Despite these complaints, I wasn’t completely turned off by the film, maybe because I’ve grown used to McKay’s didactic overtones over the past five years or was warned on Twitter weeks ahead of time. I found it easier to digest as a mildly funny popcorn movie as opposed to the challenging, cerebral text it wants to be. The film’s primary saving grace is an odd but mostly successful ensemble of heavy-hitters churning out excellent comedic performances, including—aside from DiCaprio and Lawrence—Tyler Perry and Cate Blanchett as deeply unserious cable news hosts, Timothee Chalamet as a punk skateboarder, Rob Morgan as head of the Planetary Defense Coordination Office (which McKay wants us to know is real), Mark Rylance as a tech billionaire, and Meryl Streep as a pointed hybrid of Hillary Clinton and Donald Trump.

I found it easier to digest as a mildly funny popcorn movie as opposed to the challenging, cerebral text it wants to be.

Although I had a mostly good time watching Don’t Look Up, according to McKay, Sirota and its flock of obtuse defenders, I simply don’t “get” the urgency of our climate crisis because I didn’t think the film is necessarily smart (despite the fact that I just endured a 50-degree Christmas in the Northeast). I can’t think of a better example of the way Hollywood conceives activism than a filmmaker gauging the public’s environmental awareness by their reaction to a Netflix movie that cost $75 million to make and most likely produced tons of waste in the process.
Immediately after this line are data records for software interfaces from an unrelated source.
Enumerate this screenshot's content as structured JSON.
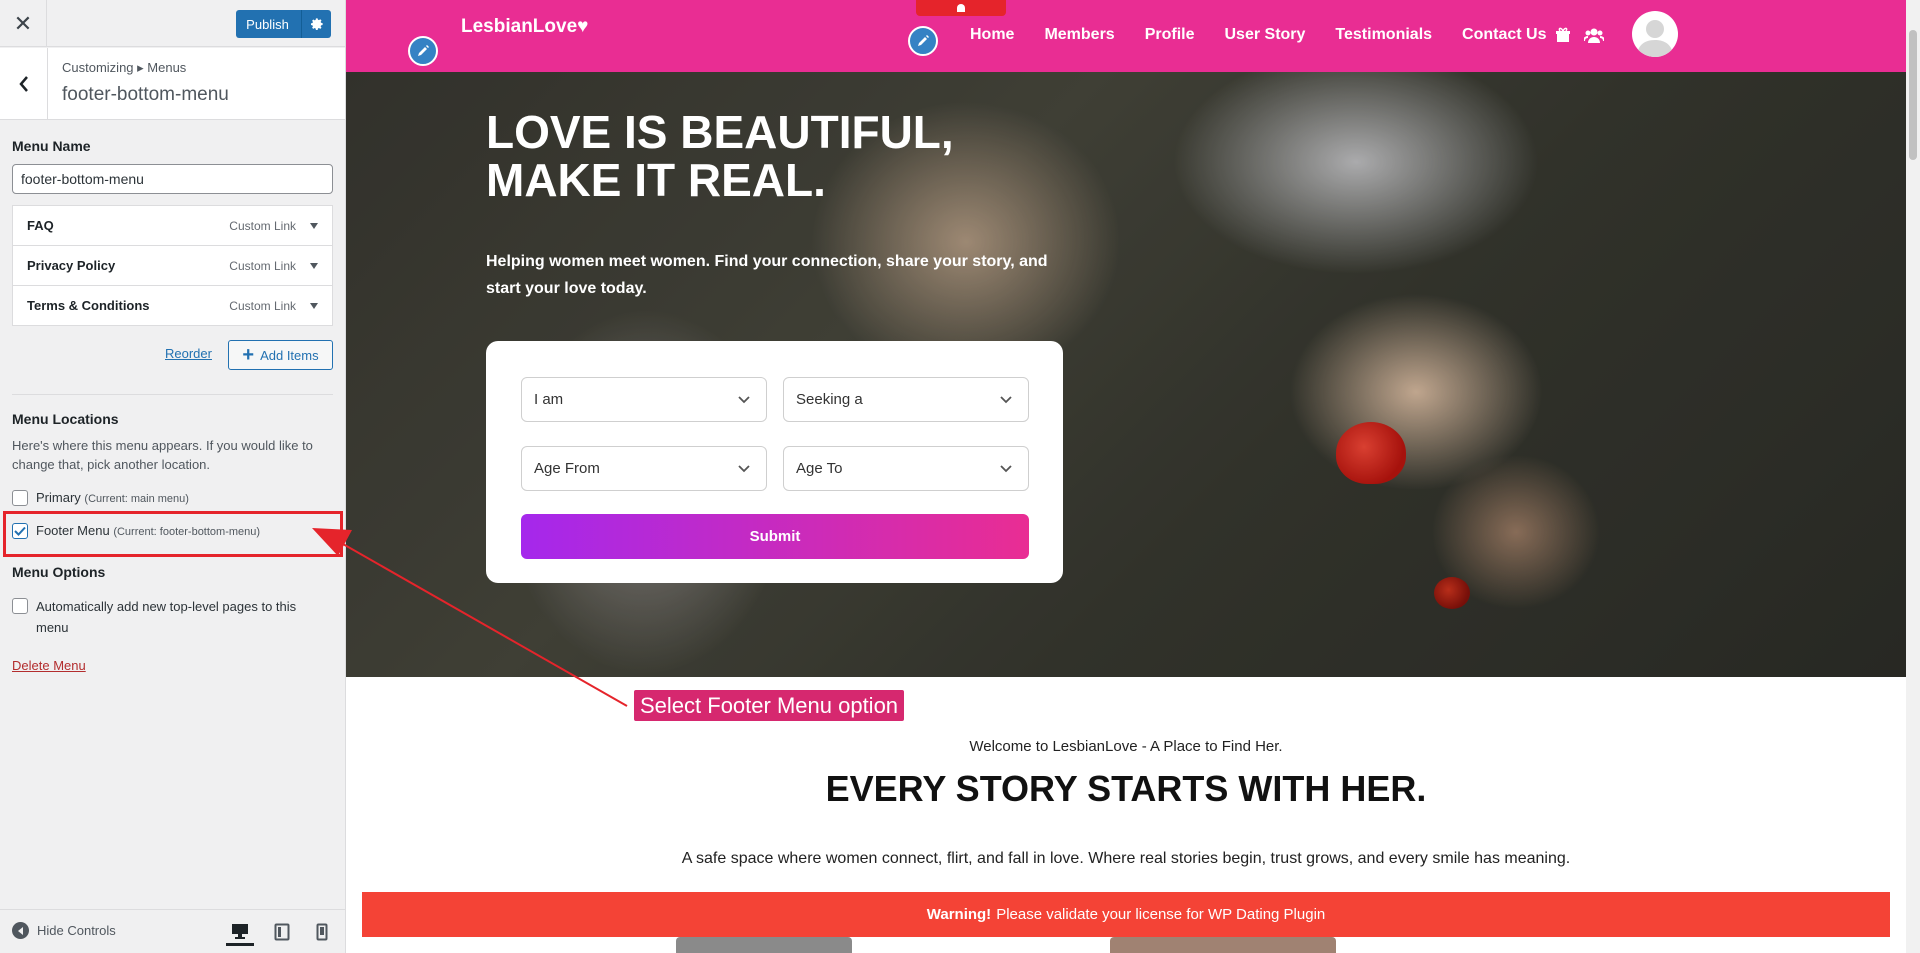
{
  "customizer": {
    "publish_label": "Publish",
    "breadcrumb": "Customizing ▸ Menus",
    "section_title": "footer-bottom-menu",
    "menu_name_label": "Menu Name",
    "menu_name_value": "footer-bottom-menu",
    "menu_items": [
      {
        "title": "FAQ",
        "type": "Custom Link"
      },
      {
        "title": "Privacy Policy",
        "type": "Custom Link"
      },
      {
        "title": "Terms & Conditions",
        "type": "Custom Link"
      }
    ],
    "reorder_label": "Reorder",
    "add_items_label": "Add Items",
    "locations_heading": "Menu Locations",
    "locations_desc": "Here's where this menu appears. If you would like to change that, pick another location.",
    "locations": [
      {
        "label": "Primary",
        "current": "(Current: main menu)",
        "checked": false
      },
      {
        "label": "Footer Menu",
        "current": "(Current: footer-bottom-menu)",
        "checked": true
      }
    ],
    "options_heading": "Menu Options",
    "auto_add_label": "Automatically add new top-level pages to this menu",
    "delete_label": "Delete Menu",
    "hide_controls_label": "Hide Controls"
  },
  "site": {
    "brand": "LesbianLove♥",
    "nav": [
      "Home",
      "Members",
      "Profile",
      "User Story",
      "Testimonials",
      "Contact Us"
    ],
    "hero_title": "LOVE IS BEAUTIFUL, MAKE IT REAL.",
    "hero_subtitle": "Helping women meet women. Find your connection, share your story, and start your love today.",
    "form": {
      "i_am": "I am",
      "seeking": "Seeking a",
      "age_from": "Age From",
      "age_to": "Age To",
      "submit": "Submit"
    },
    "welcome": "Welcome to LesbianLove - A Place to Find Her.",
    "headline": "EVERY STORY STARTS WITH HER.",
    "tagline": "A safe space where women connect, flirt, and fall in love. Where real stories begin, trust grows, and every smile has meaning.",
    "warning_bold": "Warning!",
    "warning_text": "Please validate your license for WP Dating Plugin"
  },
  "annotation": {
    "label": "Select Footer Menu option"
  },
  "colors": {
    "wp_blue": "#2271b1",
    "brand_pink": "#e92d93",
    "warning_red": "#f44336",
    "highlight_red": "#e5242b"
  }
}
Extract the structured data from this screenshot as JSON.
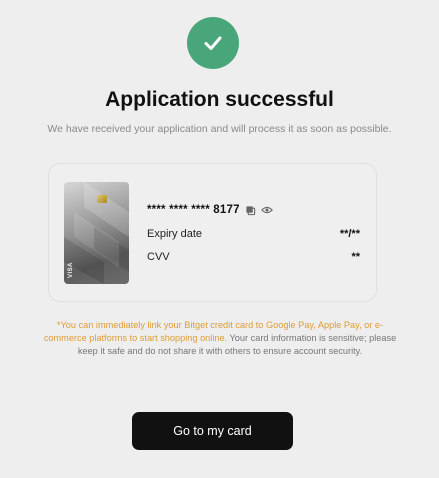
{
  "header": {
    "title": "Application successful",
    "subtitle": "We have received your application and will process it as soon as possible."
  },
  "card": {
    "brand": "VISA",
    "number": "**** **** **** 8177",
    "expiry_label": "Expiry date",
    "expiry_value": "**/**",
    "cvv_label": "CVV",
    "cvv_value": "**"
  },
  "notice": {
    "highlight": "*You can immediately link your Bitget credit card to Google Pay, Apple Pay, or e-commerce platforms to start shopping online.",
    "body": " Your card information is sensitive; please keep it safe and do not share it with others to ensure account security."
  },
  "actions": {
    "go_to_card_label": "Go to my card"
  },
  "colors": {
    "success": "#49a67a",
    "highlight": "#dd9c34",
    "button": "#111111"
  }
}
More significantly, this is another common incident of artists refusing to accept what critics do on account of their egos. It shouldn’t have to be restated every time a lackluster movie is released that a critic’s job is to evaluate a film’s quality and how well it conveys the ideas it presents, not applaud filmmakers on the basis that the ideas they present are correct.

This distinction between criticism and marketing can become fuzzy to outsiders when art and journalism are increasingly produced under the same roof. Likewise, an overwhelmingly positive “review” of Don’t Look Up on Netflix’s editorial arm Tudum quickly began to circulate after McKay’s outburst. The website, which only covers in-house content, described the film as a “perfect satire,” proving that if some inadequately paid writers on the internet don’t have McKay’s back, the multibillion-dollar streaming platform that financed his movie and now an Oscars campaign surely does.

Maybe McKay should cover the disintegration of journalism under late-stage capitalism next.